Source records
————
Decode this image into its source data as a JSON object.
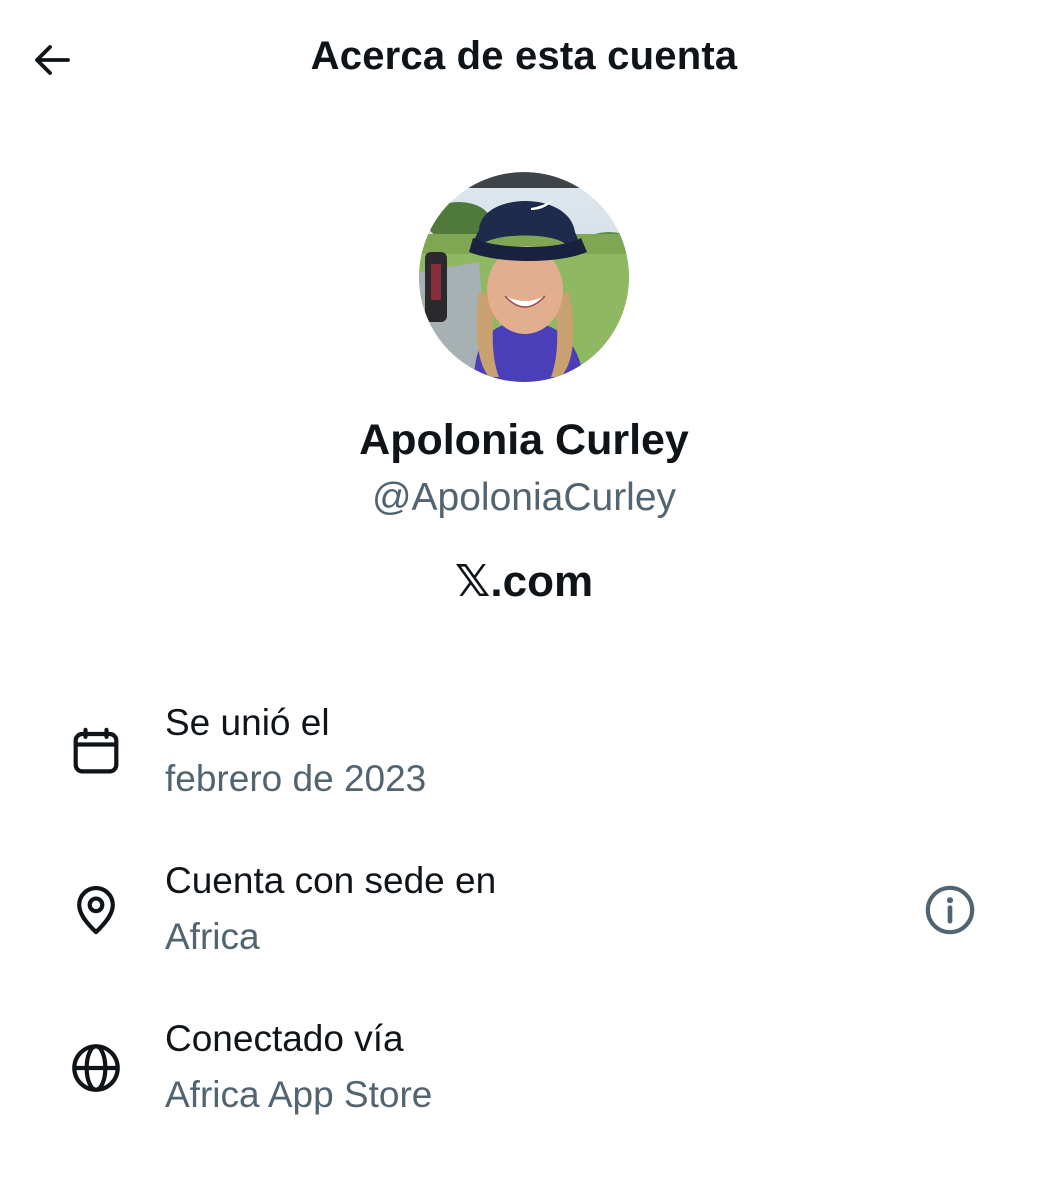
{
  "header": {
    "back_icon": "arrow-left-icon",
    "title": "Acerca de esta cuenta"
  },
  "profile": {
    "display_name": "Apolonia Curley",
    "handle": "@ApoloniaCurley",
    "brand_x": "𝕏",
    "brand_suffix": ".com"
  },
  "details": [
    {
      "icon": "calendar-icon",
      "label": "Se unió el",
      "value": "febrero de 2023"
    },
    {
      "icon": "location-pin-icon",
      "label": "Cuenta con sede en",
      "value": "Africa",
      "trailing_icon": "info-icon"
    },
    {
      "icon": "globe-icon",
      "label": "Conectado vía",
      "value": "Africa App Store"
    }
  ],
  "colors": {
    "primary_text": "#0f1419",
    "secondary_text": "#536471",
    "background": "#ffffff"
  }
}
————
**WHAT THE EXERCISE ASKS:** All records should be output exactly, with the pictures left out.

**YOUR SOLUTION:**
Decode this image into its source data as a JSON object.
{
  "header": {
    "back_icon": "arrow-left-icon",
    "title": "Acerca de esta cuenta"
  },
  "profile": {
    "display_name": "Apolonia Curley",
    "handle": "@ApoloniaCurley",
    "brand_x": "𝕏",
    "brand_suffix": ".com"
  },
  "details": [
    {
      "icon": "calendar-icon",
      "label": "Se unió el",
      "value": "febrero de 2023"
    },
    {
      "icon": "location-pin-icon",
      "label": "Cuenta con sede en",
      "value": "Africa",
      "trailing_icon": "info-icon"
    },
    {
      "icon": "globe-icon",
      "label": "Conectado vía",
      "value": "Africa App Store"
    }
  ],
  "colors": {
    "primary_text": "#0f1419",
    "secondary_text": "#536471",
    "background": "#ffffff"
  }
}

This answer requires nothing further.